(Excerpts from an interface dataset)
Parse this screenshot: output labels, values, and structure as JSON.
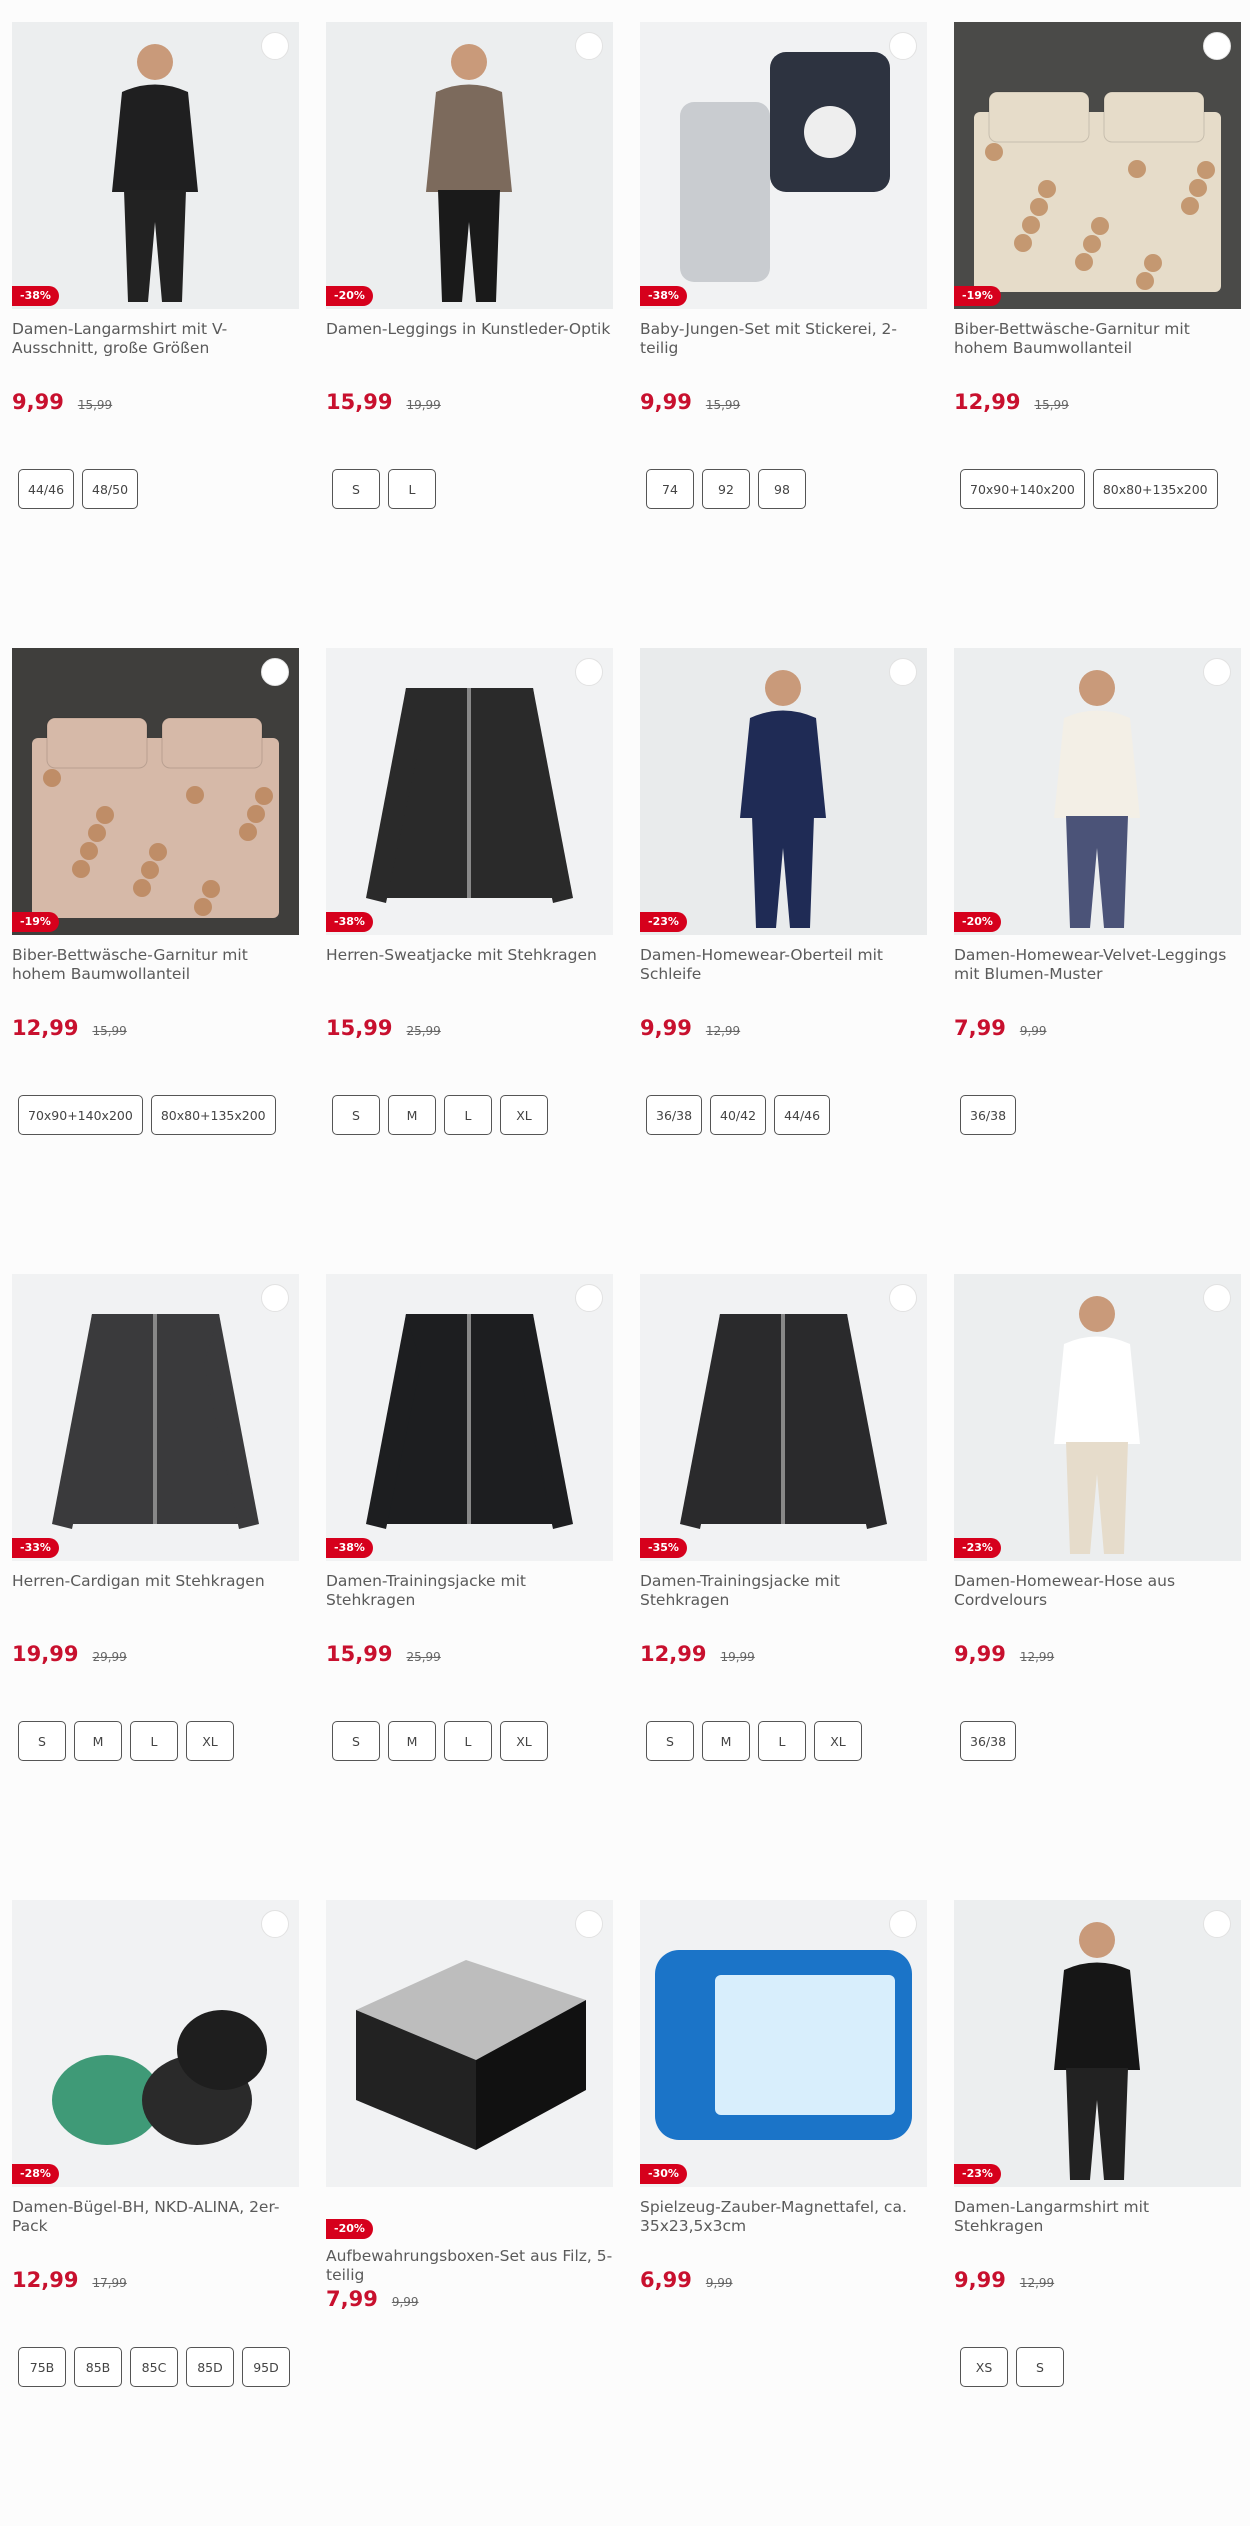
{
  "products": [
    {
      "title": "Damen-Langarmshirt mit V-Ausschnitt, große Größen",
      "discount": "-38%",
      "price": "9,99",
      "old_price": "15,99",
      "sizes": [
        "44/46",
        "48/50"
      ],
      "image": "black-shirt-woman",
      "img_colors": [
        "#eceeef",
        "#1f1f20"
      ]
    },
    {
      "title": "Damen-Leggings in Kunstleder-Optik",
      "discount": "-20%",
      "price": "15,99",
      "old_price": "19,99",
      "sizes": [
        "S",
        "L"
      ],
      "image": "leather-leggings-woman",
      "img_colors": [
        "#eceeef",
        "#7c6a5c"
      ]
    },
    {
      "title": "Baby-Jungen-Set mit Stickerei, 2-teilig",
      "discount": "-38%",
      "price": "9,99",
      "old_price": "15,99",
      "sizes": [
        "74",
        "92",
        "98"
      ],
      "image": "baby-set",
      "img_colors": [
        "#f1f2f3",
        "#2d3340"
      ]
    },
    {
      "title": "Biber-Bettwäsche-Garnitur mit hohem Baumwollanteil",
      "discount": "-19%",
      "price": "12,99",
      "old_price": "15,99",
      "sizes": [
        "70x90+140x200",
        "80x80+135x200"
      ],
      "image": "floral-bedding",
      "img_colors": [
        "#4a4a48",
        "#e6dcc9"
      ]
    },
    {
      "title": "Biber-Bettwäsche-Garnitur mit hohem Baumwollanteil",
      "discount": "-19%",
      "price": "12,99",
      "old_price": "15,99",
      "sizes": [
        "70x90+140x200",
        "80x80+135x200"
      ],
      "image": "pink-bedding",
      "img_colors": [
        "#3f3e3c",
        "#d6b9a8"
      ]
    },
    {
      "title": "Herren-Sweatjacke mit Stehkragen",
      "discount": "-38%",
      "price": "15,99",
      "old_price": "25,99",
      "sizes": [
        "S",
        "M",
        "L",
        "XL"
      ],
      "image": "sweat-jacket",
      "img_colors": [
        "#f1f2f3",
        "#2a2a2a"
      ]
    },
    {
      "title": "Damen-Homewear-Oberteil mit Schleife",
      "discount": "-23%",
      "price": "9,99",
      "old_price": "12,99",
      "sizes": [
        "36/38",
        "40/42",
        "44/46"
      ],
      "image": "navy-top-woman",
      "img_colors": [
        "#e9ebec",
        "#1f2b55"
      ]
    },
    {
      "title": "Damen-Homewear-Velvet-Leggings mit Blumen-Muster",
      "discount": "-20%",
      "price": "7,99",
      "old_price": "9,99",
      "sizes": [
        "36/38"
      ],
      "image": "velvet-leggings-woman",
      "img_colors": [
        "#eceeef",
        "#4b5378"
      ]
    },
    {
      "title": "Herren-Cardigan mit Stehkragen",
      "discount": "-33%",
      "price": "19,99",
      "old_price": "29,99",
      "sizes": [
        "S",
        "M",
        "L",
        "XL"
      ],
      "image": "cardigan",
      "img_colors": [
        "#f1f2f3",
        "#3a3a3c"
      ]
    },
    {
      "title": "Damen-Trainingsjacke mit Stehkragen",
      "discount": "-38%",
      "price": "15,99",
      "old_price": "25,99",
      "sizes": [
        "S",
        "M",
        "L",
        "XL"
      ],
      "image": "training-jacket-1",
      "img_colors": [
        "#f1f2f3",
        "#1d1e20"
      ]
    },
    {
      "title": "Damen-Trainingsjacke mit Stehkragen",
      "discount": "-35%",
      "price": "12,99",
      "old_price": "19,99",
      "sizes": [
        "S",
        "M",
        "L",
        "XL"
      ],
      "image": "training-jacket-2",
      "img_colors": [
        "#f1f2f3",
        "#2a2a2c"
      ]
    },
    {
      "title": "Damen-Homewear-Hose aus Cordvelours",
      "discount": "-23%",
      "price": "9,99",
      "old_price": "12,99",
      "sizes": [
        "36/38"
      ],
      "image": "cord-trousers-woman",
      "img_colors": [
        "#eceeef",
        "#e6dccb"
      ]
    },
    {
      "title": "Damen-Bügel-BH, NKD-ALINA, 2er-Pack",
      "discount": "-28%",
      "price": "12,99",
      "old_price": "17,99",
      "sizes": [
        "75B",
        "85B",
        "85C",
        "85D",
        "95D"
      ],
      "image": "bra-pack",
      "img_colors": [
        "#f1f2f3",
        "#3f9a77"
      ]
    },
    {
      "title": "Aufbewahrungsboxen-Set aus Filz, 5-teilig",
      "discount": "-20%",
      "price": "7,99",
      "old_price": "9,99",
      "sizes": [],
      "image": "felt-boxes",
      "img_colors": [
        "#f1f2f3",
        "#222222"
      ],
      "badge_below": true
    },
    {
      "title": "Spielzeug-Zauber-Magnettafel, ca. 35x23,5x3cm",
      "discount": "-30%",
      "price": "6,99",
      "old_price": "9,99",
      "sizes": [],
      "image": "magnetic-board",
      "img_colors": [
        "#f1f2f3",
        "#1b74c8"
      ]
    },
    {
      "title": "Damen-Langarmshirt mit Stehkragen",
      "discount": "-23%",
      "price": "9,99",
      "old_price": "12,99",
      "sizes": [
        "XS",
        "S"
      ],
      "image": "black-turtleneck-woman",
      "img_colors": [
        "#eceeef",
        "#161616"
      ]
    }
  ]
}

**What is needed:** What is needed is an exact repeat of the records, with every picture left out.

**Response to this task:**
Parse this screenshot: output labels, values, and structure as JSON.
{
  "products": [
    {
      "title": "Damen-Langarmshirt mit V-Ausschnitt, große Größen",
      "discount": "-38%",
      "price": "9,99",
      "old_price": "15,99",
      "sizes": [
        "44/46",
        "48/50"
      ],
      "image": "black-shirt-woman",
      "img_colors": [
        "#eceeef",
        "#1f1f20"
      ]
    },
    {
      "title": "Damen-Leggings in Kunstleder-Optik",
      "discount": "-20%",
      "price": "15,99",
      "old_price": "19,99",
      "sizes": [
        "S",
        "L"
      ],
      "image": "leather-leggings-woman",
      "img_colors": [
        "#eceeef",
        "#7c6a5c"
      ]
    },
    {
      "title": "Baby-Jungen-Set mit Stickerei, 2-teilig",
      "discount": "-38%",
      "price": "9,99",
      "old_price": "15,99",
      "sizes": [
        "74",
        "92",
        "98"
      ],
      "image": "baby-set",
      "img_colors": [
        "#f1f2f3",
        "#2d3340"
      ]
    },
    {
      "title": "Biber-Bettwäsche-Garnitur mit hohem Baumwollanteil",
      "discount": "-19%",
      "price": "12,99",
      "old_price": "15,99",
      "sizes": [
        "70x90+140x200",
        "80x80+135x200"
      ],
      "image": "floral-bedding",
      "img_colors": [
        "#4a4a48",
        "#e6dcc9"
      ]
    },
    {
      "title": "Biber-Bettwäsche-Garnitur mit hohem Baumwollanteil",
      "discount": "-19%",
      "price": "12,99",
      "old_price": "15,99",
      "sizes": [
        "70x90+140x200",
        "80x80+135x200"
      ],
      "image": "pink-bedding",
      "img_colors": [
        "#3f3e3c",
        "#d6b9a8"
      ]
    },
    {
      "title": "Herren-Sweatjacke mit Stehkragen",
      "discount": "-38%",
      "price": "15,99",
      "old_price": "25,99",
      "sizes": [
        "S",
        "M",
        "L",
        "XL"
      ],
      "image": "sweat-jacket",
      "img_colors": [
        "#f1f2f3",
        "#2a2a2a"
      ]
    },
    {
      "title": "Damen-Homewear-Oberteil mit Schleife",
      "discount": "-23%",
      "price": "9,99",
      "old_price": "12,99",
      "sizes": [
        "36/38",
        "40/42",
        "44/46"
      ],
      "image": "navy-top-woman",
      "img_colors": [
        "#e9ebec",
        "#1f2b55"
      ]
    },
    {
      "title": "Damen-Homewear-Velvet-Leggings mit Blumen-Muster",
      "discount": "-20%",
      "price": "7,99",
      "old_price": "9,99",
      "sizes": [
        "36/38"
      ],
      "image": "velvet-leggings-woman",
      "img_colors": [
        "#eceeef",
        "#4b5378"
      ]
    },
    {
      "title": "Herren-Cardigan mit Stehkragen",
      "discount": "-33%",
      "price": "19,99",
      "old_price": "29,99",
      "sizes": [
        "S",
        "M",
        "L",
        "XL"
      ],
      "image": "cardigan",
      "img_colors": [
        "#f1f2f3",
        "#3a3a3c"
      ]
    },
    {
      "title": "Damen-Trainingsjacke mit Stehkragen",
      "discount": "-38%",
      "price": "15,99",
      "old_price": "25,99",
      "sizes": [
        "S",
        "M",
        "L",
        "XL"
      ],
      "image": "training-jacket-1",
      "img_colors": [
        "#f1f2f3",
        "#1d1e20"
      ]
    },
    {
      "title": "Damen-Trainingsjacke mit Stehkragen",
      "discount": "-35%",
      "price": "12,99",
      "old_price": "19,99",
      "sizes": [
        "S",
        "M",
        "L",
        "XL"
      ],
      "image": "training-jacket-2",
      "img_colors": [
        "#f1f2f3",
        "#2a2a2c"
      ]
    },
    {
      "title": "Damen-Homewear-Hose aus Cordvelours",
      "discount": "-23%",
      "price": "9,99",
      "old_price": "12,99",
      "sizes": [
        "36/38"
      ],
      "image": "cord-trousers-woman",
      "img_colors": [
        "#eceeef",
        "#e6dccb"
      ]
    },
    {
      "title": "Damen-Bügel-BH, NKD-ALINA, 2er-Pack",
      "discount": "-28%",
      "price": "12,99",
      "old_price": "17,99",
      "sizes": [
        "75B",
        "85B",
        "85C",
        "85D",
        "95D"
      ],
      "image": "bra-pack",
      "img_colors": [
        "#f1f2f3",
        "#3f9a77"
      ]
    },
    {
      "title": "Aufbewahrungsboxen-Set aus Filz, 5-teilig",
      "discount": "-20%",
      "price": "7,99",
      "old_price": "9,99",
      "sizes": [],
      "image": "felt-boxes",
      "img_colors": [
        "#f1f2f3",
        "#222222"
      ],
      "badge_below": true
    },
    {
      "title": "Spielzeug-Zauber-Magnettafel, ca. 35x23,5x3cm",
      "discount": "-30%",
      "price": "6,99",
      "old_price": "9,99",
      "sizes": [],
      "image": "magnetic-board",
      "img_colors": [
        "#f1f2f3",
        "#1b74c8"
      ]
    },
    {
      "title": "Damen-Langarmshirt mit Stehkragen",
      "discount": "-23%",
      "price": "9,99",
      "old_price": "12,99",
      "sizes": [
        "XS",
        "S"
      ],
      "image": "black-turtleneck-woman",
      "img_colors": [
        "#eceeef",
        "#161616"
      ]
    }
  ]
}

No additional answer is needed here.